When I was twelve, I already lived in the world of Web 2.0 – of user-generated content. I used basic social networks, video sharing websites, and spent time on online forums meeting other people who liked hacking Club Penguin. Later, I joined Facebook. By then, the social network had been growing for some time. But it was not yet an all-purpose platform to ‘connect’ everyone, collecting copious quantities of personal data, to process through obscure algorithms, ostensibly for their benefit, with the objective of securing advertising revenue by nurturing compulsive habits. Like most people, I gravitated towards these big social networks. They did and do consume most of the time and energy I spend online.

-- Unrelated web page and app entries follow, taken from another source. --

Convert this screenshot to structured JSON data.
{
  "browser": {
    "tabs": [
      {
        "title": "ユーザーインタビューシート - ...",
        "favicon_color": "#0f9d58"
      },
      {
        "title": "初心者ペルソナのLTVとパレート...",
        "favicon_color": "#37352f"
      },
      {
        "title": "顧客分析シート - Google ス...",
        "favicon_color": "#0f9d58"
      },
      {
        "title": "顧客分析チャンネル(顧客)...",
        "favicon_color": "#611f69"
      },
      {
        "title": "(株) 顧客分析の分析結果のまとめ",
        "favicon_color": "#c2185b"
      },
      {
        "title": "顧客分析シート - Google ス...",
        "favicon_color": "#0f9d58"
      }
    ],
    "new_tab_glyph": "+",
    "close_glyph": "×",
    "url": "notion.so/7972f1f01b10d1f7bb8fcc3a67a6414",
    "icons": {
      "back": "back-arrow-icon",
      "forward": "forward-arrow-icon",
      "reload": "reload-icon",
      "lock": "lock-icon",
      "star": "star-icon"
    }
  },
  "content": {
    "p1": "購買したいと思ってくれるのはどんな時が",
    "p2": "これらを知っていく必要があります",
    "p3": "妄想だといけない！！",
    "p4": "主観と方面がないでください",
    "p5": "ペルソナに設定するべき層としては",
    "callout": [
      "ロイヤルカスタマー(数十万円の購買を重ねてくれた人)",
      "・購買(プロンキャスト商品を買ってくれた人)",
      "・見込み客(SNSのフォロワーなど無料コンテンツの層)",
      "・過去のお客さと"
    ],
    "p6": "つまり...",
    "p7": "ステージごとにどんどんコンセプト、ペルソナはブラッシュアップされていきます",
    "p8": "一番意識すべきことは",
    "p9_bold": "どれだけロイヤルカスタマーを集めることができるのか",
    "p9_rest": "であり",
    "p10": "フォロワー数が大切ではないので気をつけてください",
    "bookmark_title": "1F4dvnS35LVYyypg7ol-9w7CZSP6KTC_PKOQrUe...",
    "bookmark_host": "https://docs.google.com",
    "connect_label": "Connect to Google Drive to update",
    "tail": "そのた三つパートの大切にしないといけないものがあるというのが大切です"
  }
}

Over the past decade I have seen the Internet’s potential as a vehicle for meaningful interaction diminish, as digital networks were reworked by developers advancing commercial interests. Instead of fostering specialised and integrated communities, the most used social networks developed highly individuated user profiles and a feedback mechanism which encouraged people into uncomfortably close contact with their constellation of self-representing acquaintances. These features inevitably rendered digital sociality a theatre of vanity and cynicism, and in turn nurtured an industry to produces endless, banal streams of third-party content. As these platforms grew, popular attention focussed on echo-chambers and orchestrated data scouring for targeted political campaigning. I mourn for the time wasted over the last few years scrolling through feeds of misunderstanding strangers, dubious politics, advertising, and click-bait. Dopamine on tap. How to render digital media fit for a desirable social purpose can perhaps only be discovered by the germinating field of Internet studies, should a solution arise which can viably be implemented. Until then, we depend on social media, and are stuck in a purgatory of our own making.